(Beginning of Entries supplied)

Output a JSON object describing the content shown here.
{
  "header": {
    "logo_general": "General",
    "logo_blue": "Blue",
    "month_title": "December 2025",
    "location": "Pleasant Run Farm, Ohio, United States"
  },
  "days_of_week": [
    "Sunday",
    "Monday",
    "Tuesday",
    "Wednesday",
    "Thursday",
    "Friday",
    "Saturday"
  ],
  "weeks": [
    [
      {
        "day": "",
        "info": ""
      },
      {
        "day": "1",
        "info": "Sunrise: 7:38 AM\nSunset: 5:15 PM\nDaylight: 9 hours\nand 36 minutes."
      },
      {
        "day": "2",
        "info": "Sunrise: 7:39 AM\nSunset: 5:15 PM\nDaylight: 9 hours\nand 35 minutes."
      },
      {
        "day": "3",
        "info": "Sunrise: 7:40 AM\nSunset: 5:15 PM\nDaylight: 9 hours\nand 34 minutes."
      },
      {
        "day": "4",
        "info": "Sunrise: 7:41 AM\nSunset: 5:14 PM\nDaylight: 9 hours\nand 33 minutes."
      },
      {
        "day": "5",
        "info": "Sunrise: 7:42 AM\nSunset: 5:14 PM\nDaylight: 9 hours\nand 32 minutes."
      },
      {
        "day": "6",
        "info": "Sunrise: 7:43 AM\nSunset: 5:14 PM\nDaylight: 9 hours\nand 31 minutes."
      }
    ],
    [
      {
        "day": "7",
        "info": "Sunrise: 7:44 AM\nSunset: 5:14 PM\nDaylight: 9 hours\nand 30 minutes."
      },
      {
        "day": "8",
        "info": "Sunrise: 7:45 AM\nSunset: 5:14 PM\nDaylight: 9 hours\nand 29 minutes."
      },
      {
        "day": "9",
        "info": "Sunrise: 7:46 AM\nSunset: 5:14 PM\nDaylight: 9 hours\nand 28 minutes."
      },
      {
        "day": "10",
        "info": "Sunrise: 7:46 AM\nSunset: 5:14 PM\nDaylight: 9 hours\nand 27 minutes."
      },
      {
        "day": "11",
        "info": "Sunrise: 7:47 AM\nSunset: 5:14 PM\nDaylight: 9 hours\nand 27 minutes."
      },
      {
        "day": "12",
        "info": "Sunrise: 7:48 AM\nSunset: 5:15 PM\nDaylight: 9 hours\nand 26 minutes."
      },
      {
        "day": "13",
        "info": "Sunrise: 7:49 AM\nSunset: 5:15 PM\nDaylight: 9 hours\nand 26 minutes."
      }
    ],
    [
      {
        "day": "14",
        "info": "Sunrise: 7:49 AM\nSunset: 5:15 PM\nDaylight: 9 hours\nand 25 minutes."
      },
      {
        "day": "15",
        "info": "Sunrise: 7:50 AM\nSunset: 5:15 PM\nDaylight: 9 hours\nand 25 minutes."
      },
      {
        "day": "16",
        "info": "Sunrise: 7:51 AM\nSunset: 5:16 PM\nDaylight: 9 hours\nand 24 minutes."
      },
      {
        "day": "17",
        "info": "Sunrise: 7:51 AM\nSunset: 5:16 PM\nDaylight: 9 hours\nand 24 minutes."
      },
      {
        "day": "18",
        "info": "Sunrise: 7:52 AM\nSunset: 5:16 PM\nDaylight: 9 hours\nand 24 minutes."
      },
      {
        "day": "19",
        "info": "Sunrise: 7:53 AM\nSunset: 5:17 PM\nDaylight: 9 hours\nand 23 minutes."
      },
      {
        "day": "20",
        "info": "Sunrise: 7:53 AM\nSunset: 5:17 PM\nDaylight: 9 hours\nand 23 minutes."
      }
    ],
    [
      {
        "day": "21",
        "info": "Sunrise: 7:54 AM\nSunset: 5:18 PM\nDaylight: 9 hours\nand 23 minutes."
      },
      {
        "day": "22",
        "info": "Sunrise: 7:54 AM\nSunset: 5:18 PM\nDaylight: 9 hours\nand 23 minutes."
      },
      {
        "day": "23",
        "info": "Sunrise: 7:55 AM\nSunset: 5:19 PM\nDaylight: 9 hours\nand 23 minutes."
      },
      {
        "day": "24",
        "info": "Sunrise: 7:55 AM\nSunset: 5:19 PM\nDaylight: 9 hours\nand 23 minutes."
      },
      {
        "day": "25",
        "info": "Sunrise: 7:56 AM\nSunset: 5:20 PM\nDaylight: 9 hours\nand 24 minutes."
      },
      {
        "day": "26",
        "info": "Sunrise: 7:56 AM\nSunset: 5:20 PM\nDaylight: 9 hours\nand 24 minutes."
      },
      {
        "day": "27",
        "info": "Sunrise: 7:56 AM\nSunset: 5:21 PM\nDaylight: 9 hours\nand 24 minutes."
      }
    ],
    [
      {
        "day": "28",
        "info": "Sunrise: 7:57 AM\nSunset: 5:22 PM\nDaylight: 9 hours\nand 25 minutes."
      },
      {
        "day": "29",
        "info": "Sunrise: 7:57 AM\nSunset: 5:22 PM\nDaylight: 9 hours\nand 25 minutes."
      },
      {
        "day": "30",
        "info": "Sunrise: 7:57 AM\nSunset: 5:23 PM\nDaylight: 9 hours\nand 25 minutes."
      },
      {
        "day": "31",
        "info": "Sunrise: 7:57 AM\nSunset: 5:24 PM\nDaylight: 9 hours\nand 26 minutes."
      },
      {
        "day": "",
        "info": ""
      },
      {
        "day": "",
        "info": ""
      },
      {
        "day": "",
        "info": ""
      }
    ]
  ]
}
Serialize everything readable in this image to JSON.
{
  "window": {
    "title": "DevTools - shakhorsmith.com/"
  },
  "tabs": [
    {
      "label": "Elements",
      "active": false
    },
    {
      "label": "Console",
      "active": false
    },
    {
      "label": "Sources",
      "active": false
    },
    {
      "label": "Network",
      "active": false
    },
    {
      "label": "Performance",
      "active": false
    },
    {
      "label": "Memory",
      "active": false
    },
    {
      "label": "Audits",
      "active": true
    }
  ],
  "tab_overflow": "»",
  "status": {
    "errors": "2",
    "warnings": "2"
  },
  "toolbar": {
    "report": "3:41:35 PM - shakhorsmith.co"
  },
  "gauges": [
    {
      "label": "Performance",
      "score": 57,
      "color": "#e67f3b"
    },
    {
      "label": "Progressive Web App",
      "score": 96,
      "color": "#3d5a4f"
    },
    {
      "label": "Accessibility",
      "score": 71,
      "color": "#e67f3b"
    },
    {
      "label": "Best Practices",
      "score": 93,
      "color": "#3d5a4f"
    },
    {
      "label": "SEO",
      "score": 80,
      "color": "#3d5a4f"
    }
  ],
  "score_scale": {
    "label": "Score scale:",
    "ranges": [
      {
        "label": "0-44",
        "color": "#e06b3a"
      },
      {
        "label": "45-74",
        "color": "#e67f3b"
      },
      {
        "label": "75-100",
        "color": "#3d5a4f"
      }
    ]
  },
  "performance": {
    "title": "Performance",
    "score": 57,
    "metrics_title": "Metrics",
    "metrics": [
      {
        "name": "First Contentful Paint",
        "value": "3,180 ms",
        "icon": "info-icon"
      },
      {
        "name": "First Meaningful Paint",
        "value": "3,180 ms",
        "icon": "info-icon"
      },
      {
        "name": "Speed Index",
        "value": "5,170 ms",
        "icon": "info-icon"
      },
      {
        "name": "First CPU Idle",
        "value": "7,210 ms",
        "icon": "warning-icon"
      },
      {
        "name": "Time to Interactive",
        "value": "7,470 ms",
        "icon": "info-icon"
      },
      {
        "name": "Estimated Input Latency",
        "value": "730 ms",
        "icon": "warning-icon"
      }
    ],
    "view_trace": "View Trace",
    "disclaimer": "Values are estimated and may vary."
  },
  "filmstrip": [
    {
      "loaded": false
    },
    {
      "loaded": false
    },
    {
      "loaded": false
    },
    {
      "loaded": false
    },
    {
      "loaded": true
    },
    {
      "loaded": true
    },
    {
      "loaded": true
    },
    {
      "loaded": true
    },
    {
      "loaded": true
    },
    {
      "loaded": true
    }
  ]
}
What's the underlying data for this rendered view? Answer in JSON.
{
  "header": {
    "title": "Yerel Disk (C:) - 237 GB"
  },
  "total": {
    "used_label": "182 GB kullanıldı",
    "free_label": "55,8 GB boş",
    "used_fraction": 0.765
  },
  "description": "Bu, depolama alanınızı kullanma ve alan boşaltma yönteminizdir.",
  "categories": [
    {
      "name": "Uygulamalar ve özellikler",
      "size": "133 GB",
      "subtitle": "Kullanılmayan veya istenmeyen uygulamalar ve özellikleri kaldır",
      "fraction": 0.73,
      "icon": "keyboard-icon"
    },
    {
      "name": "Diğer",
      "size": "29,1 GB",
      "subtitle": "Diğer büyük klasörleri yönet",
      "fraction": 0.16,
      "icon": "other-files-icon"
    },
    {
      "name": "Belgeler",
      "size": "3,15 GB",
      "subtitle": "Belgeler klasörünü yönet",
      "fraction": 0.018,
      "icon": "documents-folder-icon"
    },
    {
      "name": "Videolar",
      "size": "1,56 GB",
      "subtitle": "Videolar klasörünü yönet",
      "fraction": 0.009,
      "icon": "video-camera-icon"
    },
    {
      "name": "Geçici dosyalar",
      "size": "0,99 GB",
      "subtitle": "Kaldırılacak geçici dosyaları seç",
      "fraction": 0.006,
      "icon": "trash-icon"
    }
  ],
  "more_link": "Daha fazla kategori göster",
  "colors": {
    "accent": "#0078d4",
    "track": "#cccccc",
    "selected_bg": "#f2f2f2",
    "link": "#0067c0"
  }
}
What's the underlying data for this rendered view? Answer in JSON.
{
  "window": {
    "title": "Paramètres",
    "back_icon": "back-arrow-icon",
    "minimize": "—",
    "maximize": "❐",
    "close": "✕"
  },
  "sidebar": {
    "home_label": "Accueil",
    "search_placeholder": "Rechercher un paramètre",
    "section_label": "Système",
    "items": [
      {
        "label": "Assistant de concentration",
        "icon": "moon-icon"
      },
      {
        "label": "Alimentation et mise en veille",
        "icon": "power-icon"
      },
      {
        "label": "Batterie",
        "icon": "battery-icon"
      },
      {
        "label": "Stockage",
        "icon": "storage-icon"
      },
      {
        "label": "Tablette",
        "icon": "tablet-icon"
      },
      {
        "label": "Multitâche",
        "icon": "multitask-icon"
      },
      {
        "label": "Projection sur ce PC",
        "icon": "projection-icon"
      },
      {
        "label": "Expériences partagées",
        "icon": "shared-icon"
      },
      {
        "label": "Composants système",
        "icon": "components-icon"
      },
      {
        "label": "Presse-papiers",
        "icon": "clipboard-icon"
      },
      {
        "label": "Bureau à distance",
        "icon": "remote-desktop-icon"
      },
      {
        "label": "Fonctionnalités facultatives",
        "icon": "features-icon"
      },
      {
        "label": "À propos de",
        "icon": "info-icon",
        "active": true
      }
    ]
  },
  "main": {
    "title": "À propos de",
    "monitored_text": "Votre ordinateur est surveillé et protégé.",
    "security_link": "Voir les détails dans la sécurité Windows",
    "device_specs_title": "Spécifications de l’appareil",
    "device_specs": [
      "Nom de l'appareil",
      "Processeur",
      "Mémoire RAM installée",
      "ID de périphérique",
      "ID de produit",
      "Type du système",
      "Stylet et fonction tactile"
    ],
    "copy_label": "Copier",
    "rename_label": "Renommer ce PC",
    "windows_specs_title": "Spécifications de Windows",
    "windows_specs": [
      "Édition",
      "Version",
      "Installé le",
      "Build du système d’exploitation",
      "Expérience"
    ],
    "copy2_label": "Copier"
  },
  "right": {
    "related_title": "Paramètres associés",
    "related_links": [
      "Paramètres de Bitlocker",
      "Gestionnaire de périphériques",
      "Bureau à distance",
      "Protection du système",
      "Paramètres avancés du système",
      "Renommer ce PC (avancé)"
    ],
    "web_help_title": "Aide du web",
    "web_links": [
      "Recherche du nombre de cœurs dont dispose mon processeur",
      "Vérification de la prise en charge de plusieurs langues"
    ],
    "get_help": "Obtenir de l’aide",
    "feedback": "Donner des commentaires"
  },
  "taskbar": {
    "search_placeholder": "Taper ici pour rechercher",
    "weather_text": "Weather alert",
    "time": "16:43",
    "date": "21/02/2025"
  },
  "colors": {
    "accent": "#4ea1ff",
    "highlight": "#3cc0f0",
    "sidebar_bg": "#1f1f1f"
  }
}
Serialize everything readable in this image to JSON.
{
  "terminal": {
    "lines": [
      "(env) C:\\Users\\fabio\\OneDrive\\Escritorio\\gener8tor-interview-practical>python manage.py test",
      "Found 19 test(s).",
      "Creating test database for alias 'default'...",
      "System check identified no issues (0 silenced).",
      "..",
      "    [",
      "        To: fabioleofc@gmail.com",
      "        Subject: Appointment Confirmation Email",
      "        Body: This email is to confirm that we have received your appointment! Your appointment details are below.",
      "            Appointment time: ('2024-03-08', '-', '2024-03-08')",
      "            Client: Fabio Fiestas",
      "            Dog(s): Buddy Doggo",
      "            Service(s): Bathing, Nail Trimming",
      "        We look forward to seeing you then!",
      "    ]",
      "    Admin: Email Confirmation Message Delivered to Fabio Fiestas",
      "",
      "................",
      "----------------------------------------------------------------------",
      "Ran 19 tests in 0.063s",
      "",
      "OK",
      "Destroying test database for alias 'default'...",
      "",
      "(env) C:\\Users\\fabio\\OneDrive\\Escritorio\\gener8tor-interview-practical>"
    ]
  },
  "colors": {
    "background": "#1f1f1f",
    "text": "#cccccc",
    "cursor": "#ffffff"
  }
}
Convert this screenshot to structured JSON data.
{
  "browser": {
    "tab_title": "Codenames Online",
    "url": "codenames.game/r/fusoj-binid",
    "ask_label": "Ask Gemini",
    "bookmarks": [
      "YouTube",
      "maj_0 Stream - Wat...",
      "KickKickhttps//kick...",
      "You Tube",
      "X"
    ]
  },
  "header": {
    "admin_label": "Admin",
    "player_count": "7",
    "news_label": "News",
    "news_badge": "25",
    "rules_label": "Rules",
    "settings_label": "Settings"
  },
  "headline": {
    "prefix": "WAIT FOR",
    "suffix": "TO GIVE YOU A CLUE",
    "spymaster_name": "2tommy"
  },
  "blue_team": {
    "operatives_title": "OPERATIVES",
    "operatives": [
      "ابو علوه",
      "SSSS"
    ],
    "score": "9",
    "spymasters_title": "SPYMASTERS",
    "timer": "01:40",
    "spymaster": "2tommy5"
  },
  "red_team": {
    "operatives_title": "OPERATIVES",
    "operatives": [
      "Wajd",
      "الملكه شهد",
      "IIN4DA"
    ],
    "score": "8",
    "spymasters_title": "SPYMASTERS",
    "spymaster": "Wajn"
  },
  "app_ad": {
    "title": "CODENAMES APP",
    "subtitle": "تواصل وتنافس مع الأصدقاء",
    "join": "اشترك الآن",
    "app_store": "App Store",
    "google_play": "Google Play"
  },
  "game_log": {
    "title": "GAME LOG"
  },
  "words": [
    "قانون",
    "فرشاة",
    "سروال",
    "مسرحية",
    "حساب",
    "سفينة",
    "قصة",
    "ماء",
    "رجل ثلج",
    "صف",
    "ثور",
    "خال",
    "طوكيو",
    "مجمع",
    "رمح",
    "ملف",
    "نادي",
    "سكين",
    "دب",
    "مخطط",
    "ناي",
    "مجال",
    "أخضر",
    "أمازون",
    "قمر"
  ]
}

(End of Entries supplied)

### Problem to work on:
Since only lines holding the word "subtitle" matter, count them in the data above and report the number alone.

### Output below:
6